Heading north on The Common Road (the mountains should be on your right) brought me past the von Trapp farm and greenhouse. Yes, this is owned by a member of THAT von Trapp family – think about how many kids Maria and the Captain had, and then envision how many kids their kids must have had……and you get the picture why the von Trapp name is so common in the Mad River Valley and Stowe! That said, their farm has one of the best views in the state from accessible from a car or bike.

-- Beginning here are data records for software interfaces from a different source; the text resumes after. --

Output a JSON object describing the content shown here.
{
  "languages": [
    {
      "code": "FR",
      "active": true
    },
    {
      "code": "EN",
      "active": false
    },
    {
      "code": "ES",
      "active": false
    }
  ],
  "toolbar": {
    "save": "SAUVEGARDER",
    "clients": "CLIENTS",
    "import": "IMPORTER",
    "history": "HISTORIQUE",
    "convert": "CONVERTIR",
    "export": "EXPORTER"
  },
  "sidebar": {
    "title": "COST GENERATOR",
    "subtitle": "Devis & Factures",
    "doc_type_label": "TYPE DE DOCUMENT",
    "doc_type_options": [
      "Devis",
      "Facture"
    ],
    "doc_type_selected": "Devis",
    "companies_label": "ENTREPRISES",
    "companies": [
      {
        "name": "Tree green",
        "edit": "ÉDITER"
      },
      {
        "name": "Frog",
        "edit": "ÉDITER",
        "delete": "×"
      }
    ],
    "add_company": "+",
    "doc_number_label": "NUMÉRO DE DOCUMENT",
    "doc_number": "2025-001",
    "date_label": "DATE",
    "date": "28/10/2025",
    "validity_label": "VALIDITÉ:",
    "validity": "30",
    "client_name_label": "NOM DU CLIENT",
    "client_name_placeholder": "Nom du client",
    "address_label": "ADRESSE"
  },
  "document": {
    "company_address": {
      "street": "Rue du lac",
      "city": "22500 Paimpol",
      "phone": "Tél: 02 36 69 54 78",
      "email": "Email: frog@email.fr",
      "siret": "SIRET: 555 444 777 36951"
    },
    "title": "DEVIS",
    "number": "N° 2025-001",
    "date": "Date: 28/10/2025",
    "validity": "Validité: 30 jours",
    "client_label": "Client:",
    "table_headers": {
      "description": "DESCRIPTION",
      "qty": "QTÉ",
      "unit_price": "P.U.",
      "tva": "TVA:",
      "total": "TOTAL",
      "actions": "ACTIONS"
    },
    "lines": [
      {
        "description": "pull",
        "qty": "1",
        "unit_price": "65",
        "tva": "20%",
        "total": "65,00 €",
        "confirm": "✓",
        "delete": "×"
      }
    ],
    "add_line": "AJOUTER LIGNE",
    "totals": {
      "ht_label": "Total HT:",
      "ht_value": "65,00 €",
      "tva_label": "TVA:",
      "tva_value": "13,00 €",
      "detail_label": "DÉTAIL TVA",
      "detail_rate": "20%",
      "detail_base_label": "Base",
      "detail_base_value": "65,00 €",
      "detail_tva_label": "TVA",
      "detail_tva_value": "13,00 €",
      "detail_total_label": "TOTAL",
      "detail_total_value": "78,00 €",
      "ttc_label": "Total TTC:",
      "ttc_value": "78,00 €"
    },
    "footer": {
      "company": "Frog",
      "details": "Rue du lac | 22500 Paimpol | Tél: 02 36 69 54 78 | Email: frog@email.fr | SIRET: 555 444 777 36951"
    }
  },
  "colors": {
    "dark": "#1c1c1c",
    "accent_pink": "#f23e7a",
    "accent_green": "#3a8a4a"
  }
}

Shortly after passing the greenhouses, I arrived at the former site of the Waitsfield Common village, with its characteristic village green, older homes, and hillside graveyard. I refer to this as the “former” site of Waitsfield Common due to the fact that all of the commercial activity in the town has moved down to Waitsfield proper, a mile or so down the hill. Immediately after the common, I took a right turn towards the mountains on East Road, another easy-on-the-knees dirt road. A gradual climb of about a mile, past small hillside farm led to a point where the main road goes to the right, and a rarely travelled dirt road continues straight towards the mountains, albeit with a short steep dip in elevation. At the bottom of this dip is a pretty little valley which is another favorite mountain spot – its coniferous forest open meadow, and meandering stream normally looks more like a Colorado than Vermont, but a small herd of cows (heading north, of course) juxtaposed a little bit of New England on the pastoral scene.
Climbing back into the forest after crossing a small bridge, and taking the right fork in the now derelict road led me up a steeper incline, past a series of higher meadows, each with its own uniquely spectacular vistas, As the road bore left to the north, I could see the wreckage of a few derelict homes and cellar holes. After about a half mile along this segment, I chose to return, but past explorations following this trail further have led me to the top of the mountain ridge between Scrag Mt. and Mt. Waitsfield along what appears to be an abandoned stage road (which might be a VAST snowmobile trail at present) leading to Northfield. Perhaps I will have to come back to describe that continuation of this route next summer!
Returning by the same route brought me back to my car after a five mile run which was easier than expected due to the still thin Christmas Day snow cover. There were a few modest ups and downs, but not enough to really call this a hill climb route.
Happy New Year everyone, and THINK SNOW!